### Your instructions
Since the pictures are not wanted, retype the listing below exactly and without them.

### The records

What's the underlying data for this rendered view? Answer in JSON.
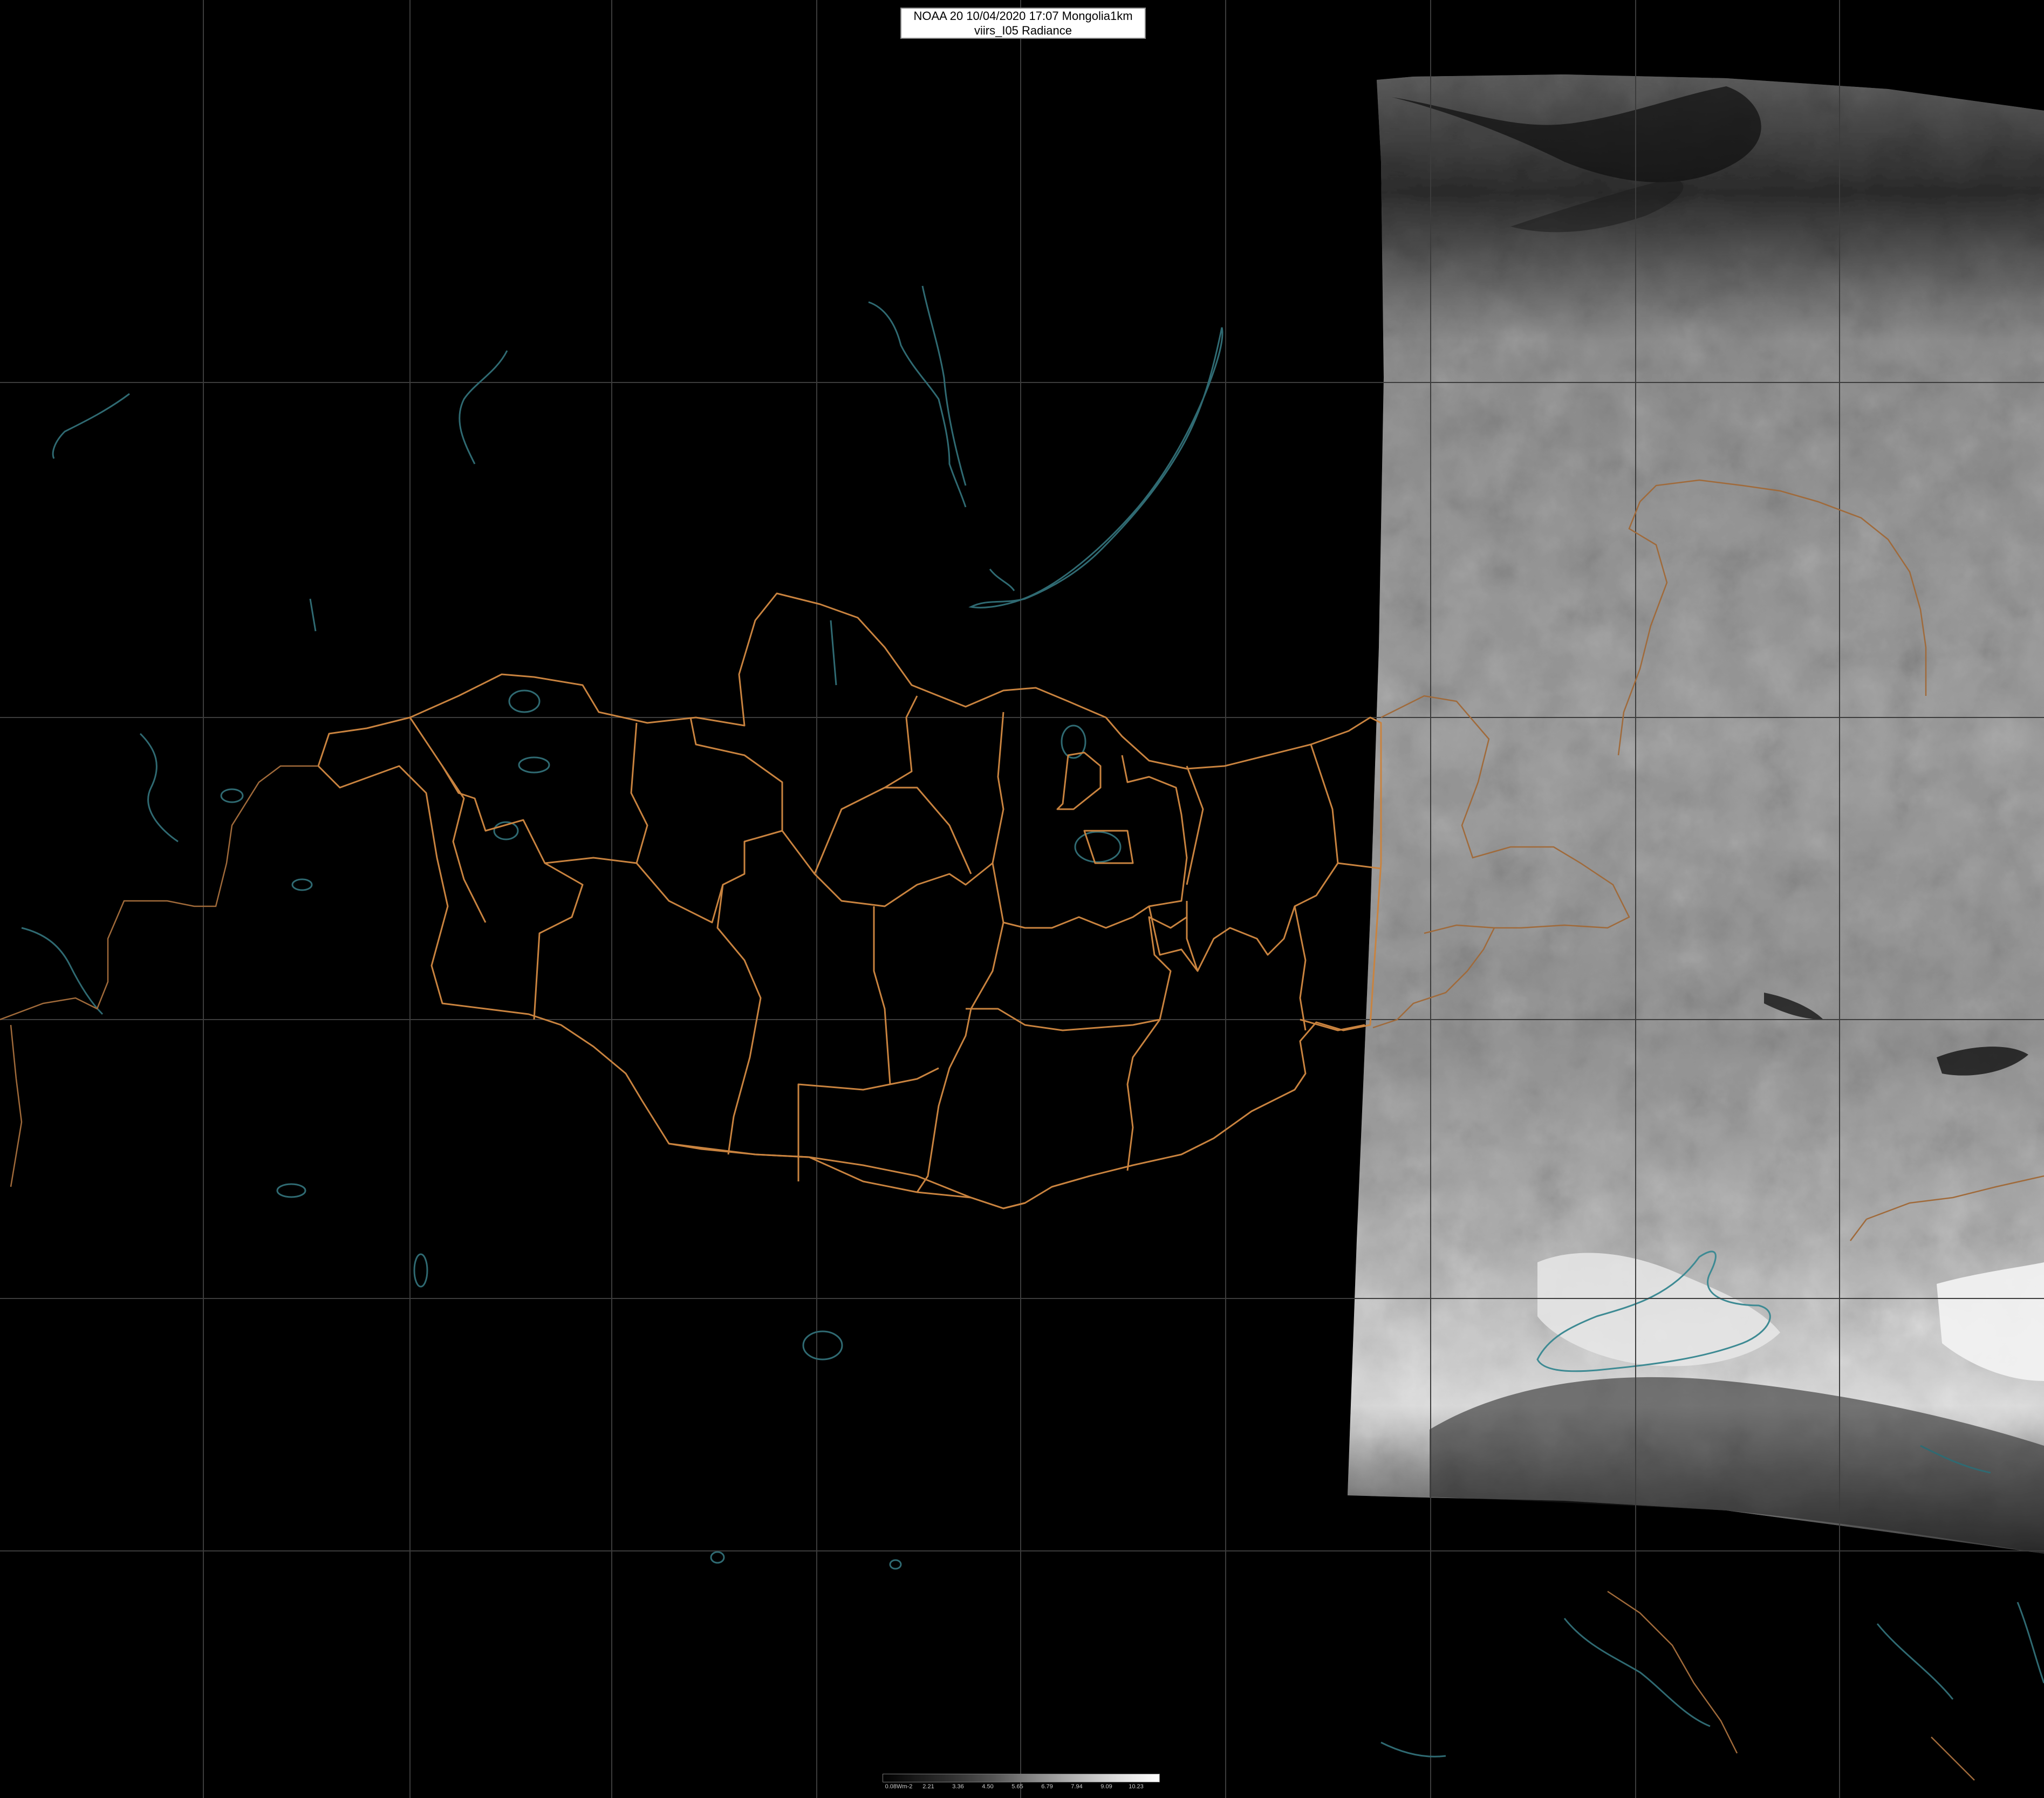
{
  "header": {
    "title_line1": "NOAA 20 10/04/2020 17:07 Mongolia1km",
    "title_line2": "viirs_I05 Radiance"
  },
  "colorbar": {
    "labels": [
      "0.08Wm-2",
      "2.21",
      "3.36",
      "4.50",
      "5.65",
      "6.79",
      "7.94",
      "9.09",
      "10.23"
    ],
    "colors": {
      "low": "#000000",
      "high": "#ffffff"
    }
  },
  "map": {
    "background": "#000000",
    "grid_color": "#3c3c3c",
    "border_color": "#c9833f",
    "water_color": "#2f6a72",
    "swath": "grayscale satellite radiance imagery on the right side"
  }
}
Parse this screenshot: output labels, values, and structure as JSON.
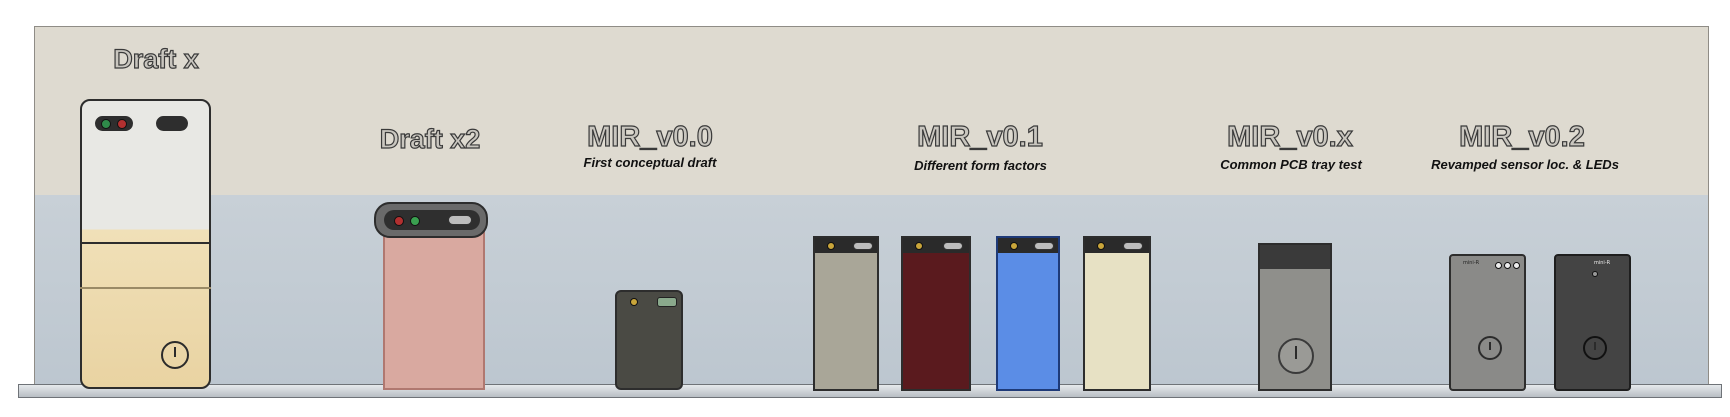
{
  "groups": [
    {
      "title": "Draft x",
      "subtitle": ""
    },
    {
      "title": "Draft x2",
      "subtitle": ""
    },
    {
      "title": "MIR_v0.0",
      "subtitle": "First conceptual draft"
    },
    {
      "title": "MIR_v0.1",
      "subtitle": "Different form factors"
    },
    {
      "title": "MIR_v0.x",
      "subtitle": "Common  PCB tray test"
    },
    {
      "title": "MIR_v0.2",
      "subtitle": "Revamped sensor loc. & LEDs"
    }
  ],
  "icons": {
    "power": "power-icon",
    "led": "led-indicator",
    "usb": "usb-port-icon"
  },
  "colors": {
    "draft_x_body": "#f0e0b8",
    "draft_x2_body": "#d9a9a0",
    "v00_body": "#4a4a44",
    "v01_grey": "#a9a698",
    "v01_red": "#5a1a1e",
    "v01_blue": "#5b8de6",
    "v01_cream": "#e7e1c4",
    "v0x_body": "#8f8f8b",
    "v02_grey": "#8a8a88",
    "v02_dark": "#444444"
  },
  "device_labels": {
    "v02_a": "mini-R",
    "v02_b": "mini-R"
  }
}
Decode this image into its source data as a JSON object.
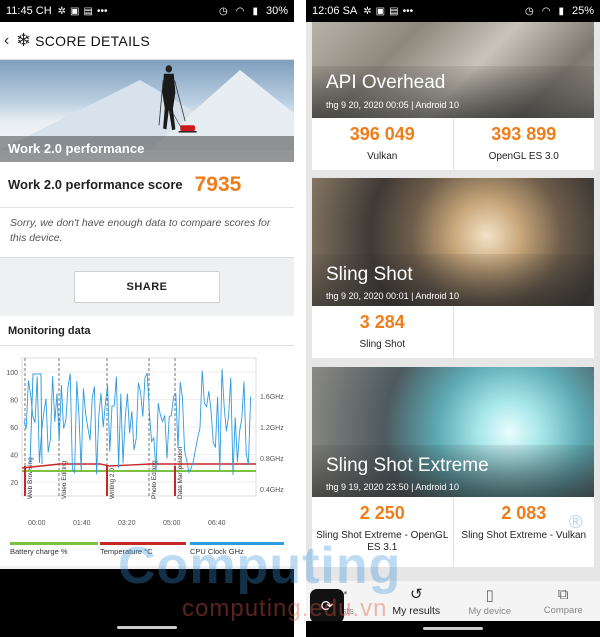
{
  "left": {
    "status": {
      "time": "11:45 CH",
      "battery": "30%"
    },
    "header": {
      "back": "‹",
      "snowflake": "❄",
      "title": "SCORE DETAILS"
    },
    "hero": {
      "banner": "Work 2.0 performance"
    },
    "score": {
      "label": "Work 2.0 performance score",
      "value": "7935"
    },
    "sorry": "Sorry, we don't have enough data to compare scores for this device.",
    "share_label": "SHARE",
    "monitoring": {
      "title": "Monitoring data",
      "y_ticks": [
        "100",
        "80",
        "60",
        "40",
        "20"
      ],
      "freq_ticks": [
        "1.6GHz",
        "1.2GHz",
        "0.8GHz",
        "0.4GHz"
      ],
      "x_ticks": [
        "00:00",
        "01:40",
        "03:20",
        "05:00",
        "06:40"
      ],
      "phases": [
        "Web Browsing",
        "Video Editing",
        "Writing 2.0",
        "Photo Editing",
        "Data Manipulation"
      ],
      "legend": [
        "Battery charge %",
        "Temperature °C",
        "CPU Clock GHz"
      ],
      "colors": {
        "battery": "#7cc242",
        "temperature": "#c62828",
        "cpu": "#2f9be0"
      }
    }
  },
  "right": {
    "status": {
      "time": "12:06 SA",
      "battery": "25%"
    },
    "benchmarks": [
      {
        "name": "API Overhead",
        "meta": "thg 9 20, 2020 00:05 | Android 10",
        "scores": [
          {
            "value": "396 049",
            "label": "Vulkan"
          },
          {
            "value": "393 899",
            "label": "OpenGL ES 3.0"
          }
        ]
      },
      {
        "name": "Sling Shot",
        "meta": "thg 9 20, 2020 00:01 | Android 10",
        "scores": [
          {
            "value": "3 284",
            "label": "Sling Shot"
          },
          {
            "value": "",
            "label": ""
          }
        ]
      },
      {
        "name": "Sling Shot Extreme",
        "meta": "thg 9 19, 2020 23:50 | Android 10",
        "scores": [
          {
            "value": "2 250",
            "label": "Sling Shot Extreme - OpenGL ES 3.1"
          },
          {
            "value": "2 083",
            "label": "Sling Shot Extreme - Vulkan"
          }
        ]
      }
    ],
    "tabs": [
      {
        "label": "Tests",
        "icon": "tests-icon"
      },
      {
        "label": "My results",
        "icon": "history-icon"
      },
      {
        "label": "My device",
        "icon": "device-icon"
      },
      {
        "label": "Compare",
        "icon": "compare-icon"
      }
    ]
  },
  "watermark": {
    "main": "Computing",
    "sub": "computing.edu.vn"
  }
}
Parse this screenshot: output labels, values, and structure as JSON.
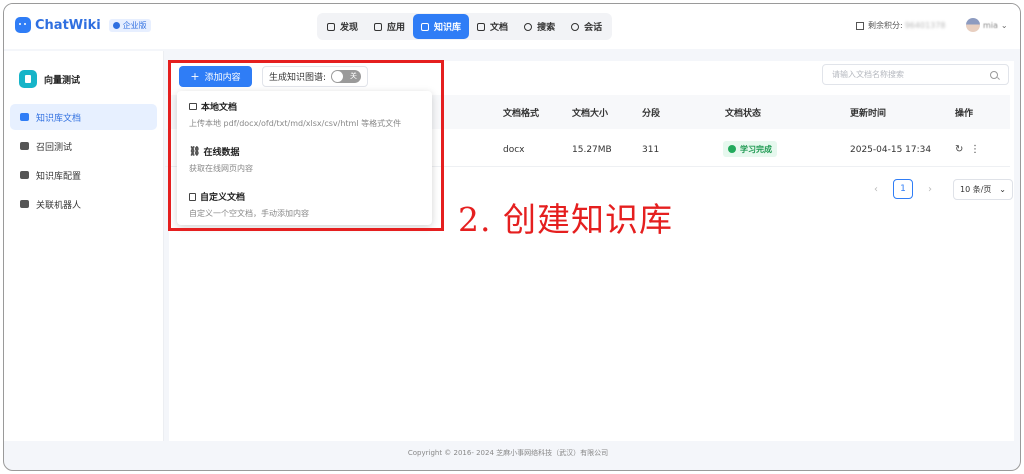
{
  "app": {
    "name": "ChatWiki",
    "edition": "企业版"
  },
  "nav": [
    {
      "label": "发现",
      "icon": "discover-icon",
      "active": false
    },
    {
      "label": "应用",
      "icon": "robot-icon",
      "active": false
    },
    {
      "label": "知识库",
      "icon": "library-icon",
      "active": true
    },
    {
      "label": "文档",
      "icon": "document-icon",
      "active": false
    },
    {
      "label": "搜索",
      "icon": "search-icon",
      "active": false
    },
    {
      "label": "会话",
      "icon": "chat-icon",
      "active": false
    }
  ],
  "header": {
    "points_label": "剩余积分:",
    "points_value": "96401378",
    "user_name": "mia"
  },
  "sidebar": {
    "kb_title": "向量测试",
    "items": [
      {
        "label": "知识库文档",
        "active": true
      },
      {
        "label": "召回测试",
        "active": false
      },
      {
        "label": "知识库配置",
        "active": false
      },
      {
        "label": "关联机器人",
        "active": false
      }
    ]
  },
  "toolbar": {
    "add_label": "添加内容",
    "graph_label": "生成知识图谱:",
    "graph_toggle": "关",
    "search_placeholder": "请输入文档名称搜索"
  },
  "table": {
    "columns": [
      "文档格式",
      "文档大小",
      "分段",
      "文档状态",
      "更新时间",
      "操作"
    ],
    "rows": [
      {
        "format": "docx",
        "size": "15.27MB",
        "segments": "311",
        "status": "学习完成",
        "updated": "2025-04-15 17:34"
      }
    ]
  },
  "pagination": {
    "current": "1",
    "page_size": "10 条/页"
  },
  "dropdown": [
    {
      "title": "本地文档",
      "desc": "上传本地 pdf/docx/ofd/txt/md/xlsx/csv/html 等格式文件",
      "icon": "folder-icon"
    },
    {
      "title": "在线数据",
      "desc": "获取在线网页内容",
      "icon": "link-icon"
    },
    {
      "title": "自定义文档",
      "desc": "自定义一个空文档，手动添加内容",
      "icon": "file-icon"
    }
  ],
  "annotation": "2. 创建知识库",
  "footer": "Copyright © 2016- 2024 芝麻小事网络科技（武汉）有限公司",
  "colors": {
    "accent": "#2f7df6",
    "annotation": "#e51f1f",
    "success": "#22aa5c"
  }
}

### Task response
What's the underlying data for this rendered view? Answer in JSON.
{
  "header": {
    "title_line1": "NOAA 20 10/04/2020 17:07 Mongolia1km",
    "title_line2": "viirs_I05 Radiance"
  },
  "colorbar": {
    "labels": [
      "0.08Wm-2",
      "2.21",
      "3.36",
      "4.50",
      "5.65",
      "6.79",
      "7.94",
      "9.09",
      "10.23"
    ],
    "colors": {
      "low": "#000000",
      "high": "#ffffff"
    }
  },
  "map": {
    "background": "#000000",
    "grid_color": "#3c3c3c",
    "border_color": "#c9833f",
    "water_color": "#2f6a72",
    "swath": "grayscale satellite radiance imagery on the right side"
  }
}
Parse this screenshot: output labels, values, and structure as JSON.
{
  "groups": [
    {
      "title": "Draft x",
      "subtitle": ""
    },
    {
      "title": "Draft x2",
      "subtitle": ""
    },
    {
      "title": "MIR_v0.0",
      "subtitle": "First conceptual draft"
    },
    {
      "title": "MIR_v0.1",
      "subtitle": "Different form factors"
    },
    {
      "title": "MIR_v0.x",
      "subtitle": "Common  PCB tray test"
    },
    {
      "title": "MIR_v0.2",
      "subtitle": "Revamped sensor loc. & LEDs"
    }
  ],
  "icons": {
    "power": "power-icon",
    "led": "led-indicator",
    "usb": "usb-port-icon"
  },
  "colors": {
    "draft_x_body": "#f0e0b8",
    "draft_x2_body": "#d9a9a0",
    "v00_body": "#4a4a44",
    "v01_grey": "#a9a698",
    "v01_red": "#5a1a1e",
    "v01_blue": "#5b8de6",
    "v01_cream": "#e7e1c4",
    "v0x_body": "#8f8f8b",
    "v02_grey": "#8a8a88",
    "v02_dark": "#444444"
  },
  "device_labels": {
    "v02_a": "mini-R",
    "v02_b": "mini-R"
  }
}
Decode this image into its source data as a JSON object.
{
  "left": {
    "status": {
      "time": "11:45 CH",
      "battery": "30%"
    },
    "header": {
      "back": "‹",
      "snowflake": "❄",
      "title": "SCORE DETAILS"
    },
    "hero": {
      "banner": "Work 2.0 performance"
    },
    "score": {
      "label": "Work 2.0 performance score",
      "value": "7935"
    },
    "sorry": "Sorry, we don't have enough data to compare scores for this device.",
    "share_label": "SHARE",
    "monitoring": {
      "title": "Monitoring data",
      "y_ticks": [
        "100",
        "80",
        "60",
        "40",
        "20"
      ],
      "freq_ticks": [
        "1.6GHz",
        "1.2GHz",
        "0.8GHz",
        "0.4GHz"
      ],
      "x_ticks": [
        "00:00",
        "01:40",
        "03:20",
        "05:00",
        "06:40"
      ],
      "phases": [
        "Web Browsing",
        "Video Editing",
        "Writing 2.0",
        "Photo Editing",
        "Data Manipulation"
      ],
      "legend": [
        "Battery charge %",
        "Temperature °C",
        "CPU Clock GHz"
      ],
      "colors": {
        "battery": "#7cc242",
        "temperature": "#c62828",
        "cpu": "#2f9be0"
      }
    }
  },
  "right": {
    "status": {
      "time": "12:06 SA",
      "battery": "25%"
    },
    "benchmarks": [
      {
        "name": "API Overhead",
        "meta": "thg 9 20, 2020 00:05 | Android 10",
        "scores": [
          {
            "value": "396 049",
            "label": "Vulkan"
          },
          {
            "value": "393 899",
            "label": "OpenGL ES 3.0"
          }
        ]
      },
      {
        "name": "Sling Shot",
        "meta": "thg 9 20, 2020 00:01 | Android 10",
        "scores": [
          {
            "value": "3 284",
            "label": "Sling Shot"
          },
          {
            "value": "",
            "label": ""
          }
        ]
      },
      {
        "name": "Sling Shot Extreme",
        "meta": "thg 9 19, 2020 23:50 | Android 10",
        "scores": [
          {
            "value": "2 250",
            "label": "Sling Shot Extreme - OpenGL ES 3.1"
          },
          {
            "value": "2 083",
            "label": "Sling Shot Extreme - Vulkan"
          }
        ]
      }
    ],
    "tabs": [
      {
        "label": "Tests",
        "icon": "tests-icon"
      },
      {
        "label": "My results",
        "icon": "history-icon"
      },
      {
        "label": "My device",
        "icon": "device-icon"
      },
      {
        "label": "Compare",
        "icon": "compare-icon"
      }
    ]
  },
  "watermark": {
    "main": "Computing",
    "sub": "computing.edu.vn"
  }
}
Parse this screenshot: output labels, values, and structure as JSON.
{
  "app": {
    "name": "ChatWiki",
    "edition": "企业版"
  },
  "nav": [
    {
      "label": "发现",
      "icon": "discover-icon",
      "active": false
    },
    {
      "label": "应用",
      "icon": "robot-icon",
      "active": false
    },
    {
      "label": "知识库",
      "icon": "library-icon",
      "active": true
    },
    {
      "label": "文档",
      "icon": "document-icon",
      "active": false
    },
    {
      "label": "搜索",
      "icon": "search-icon",
      "active": false
    },
    {
      "label": "会话",
      "icon": "chat-icon",
      "active": false
    }
  ],
  "header": {
    "points_label": "剩余积分:",
    "points_value": "96401378",
    "user_name": "mia"
  },
  "sidebar": {
    "kb_title": "向量测试",
    "items": [
      {
        "label": "知识库文档",
        "active": true
      },
      {
        "label": "召回测试",
        "active": false
      },
      {
        "label": "知识库配置",
        "active": false
      },
      {
        "label": "关联机器人",
        "active": false
      }
    ]
  },
  "toolbar": {
    "add_label": "添加内容",
    "graph_label": "生成知识图谱:",
    "graph_toggle": "关",
    "search_placeholder": "请输入文档名称搜索"
  },
  "table": {
    "columns": [
      "文档格式",
      "文档大小",
      "分段",
      "文档状态",
      "更新时间",
      "操作"
    ],
    "rows": [
      {
        "format": "docx",
        "size": "15.27MB",
        "segments": "311",
        "status": "学习完成",
        "updated": "2025-04-15 17:34"
      }
    ]
  },
  "pagination": {
    "current": "1",
    "page_size": "10 条/页"
  },
  "dropdown": [
    {
      "title": "本地文档",
      "desc": "上传本地 pdf/docx/ofd/txt/md/xlsx/csv/html 等格式文件",
      "icon": "folder-icon"
    },
    {
      "title": "在线数据",
      "desc": "获取在线网页内容",
      "icon": "link-icon"
    },
    {
      "title": "自定义文档",
      "desc": "自定义一个空文档，手动添加内容",
      "icon": "file-icon"
    }
  ],
  "annotation": "2. 创建知识库",
  "footer": "Copyright © 2016- 2024 芝麻小事网络科技（武汉）有限公司",
  "colors": {
    "accent": "#2f7df6",
    "annotation": "#e51f1f",
    "success": "#22aa5c"
  }
}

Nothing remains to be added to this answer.